  • Death of a Thousand Tweaks – Perhaps the most outwardly reasonable (and therefore the most nefarious) way of shorting fun is to make an endless series of minor changes, each one leaving the element a little less fun than it was.  Slightly less accurate, a touch less damage, a little longer reload, a smidge more recoil, a fraction less range, etc.  In this parody of the tuning process, the element gets gradually less fun until it is “unfun enough” to be included.  The problem is that tuning is more delicate than balance, so the element will lose the qualities that made it fun long before it becomes fair.  It will also leave players frustrated; if only this gun had been tuned better it would be really fun!

So, ignore the analysts and the pundits!  If an element or mechanic has the tiniest spark of fun, a designer’s job is to protect and nurture it, not smother it because it might out-shine the rest of the game.  No matter how tempting, there are always better options, so don’t short the fun!

So what are the alternatives to shorting the fun?



Definition: Tuned

Tuned  (See also: Polished, Tweaked)

A game mechanic can be considered tuned when it correctly constrains the player experience to have the desired effect

The opening four bars of “Smoke on the Water” by Deep Purple are perhaps the best example of the power chord.  Nothing screams sex, drugs and rock & roll like these iconic sounds.

Smoke on the Water

Smoke on the Water

 But if you play them even a tiny bit incorrectly, you’ll have a discordant mess.  Instead of the desired effect (impressing all the girls at the party) you will achieve the exact opposite.  In the same way, game mechanics must be precisely tuned to insure they work together to produce the desired experience and prevent undesired ones.

Not about war, either

A Fire in the Sky

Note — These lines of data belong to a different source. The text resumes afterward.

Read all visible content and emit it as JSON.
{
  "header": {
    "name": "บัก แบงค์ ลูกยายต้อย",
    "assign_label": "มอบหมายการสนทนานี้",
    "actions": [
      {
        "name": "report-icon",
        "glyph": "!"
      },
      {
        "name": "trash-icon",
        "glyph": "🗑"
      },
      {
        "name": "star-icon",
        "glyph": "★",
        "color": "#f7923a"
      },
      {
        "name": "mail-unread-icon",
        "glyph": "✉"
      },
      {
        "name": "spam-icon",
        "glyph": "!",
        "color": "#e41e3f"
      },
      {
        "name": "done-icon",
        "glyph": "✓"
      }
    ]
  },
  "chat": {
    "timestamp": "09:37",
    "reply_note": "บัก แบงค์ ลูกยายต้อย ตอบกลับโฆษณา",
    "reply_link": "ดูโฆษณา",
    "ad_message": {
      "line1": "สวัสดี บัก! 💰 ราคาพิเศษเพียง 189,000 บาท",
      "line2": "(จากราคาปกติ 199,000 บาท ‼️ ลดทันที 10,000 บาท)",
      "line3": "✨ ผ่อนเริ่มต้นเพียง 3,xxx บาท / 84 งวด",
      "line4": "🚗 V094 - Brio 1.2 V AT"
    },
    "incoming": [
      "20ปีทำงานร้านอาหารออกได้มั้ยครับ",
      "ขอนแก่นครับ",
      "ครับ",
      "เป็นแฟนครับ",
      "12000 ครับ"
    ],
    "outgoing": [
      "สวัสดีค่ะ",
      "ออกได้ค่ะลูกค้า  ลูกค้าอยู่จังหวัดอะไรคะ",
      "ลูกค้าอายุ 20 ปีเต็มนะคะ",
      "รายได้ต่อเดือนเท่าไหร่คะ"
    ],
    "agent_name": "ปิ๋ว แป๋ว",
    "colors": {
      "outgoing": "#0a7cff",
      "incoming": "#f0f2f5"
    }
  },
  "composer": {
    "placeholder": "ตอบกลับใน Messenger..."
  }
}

Unlike balance, which must be considered across the entire community for the life of the game, a game that is tuned for one individual is probably tuned for most players.  That is because the tuning process constrains the entire possibility space, not a specific experience.  As it eliminates poor experiences and emphasizes or rewards the desired ones, the differences between player skill levels and choices are automatically included.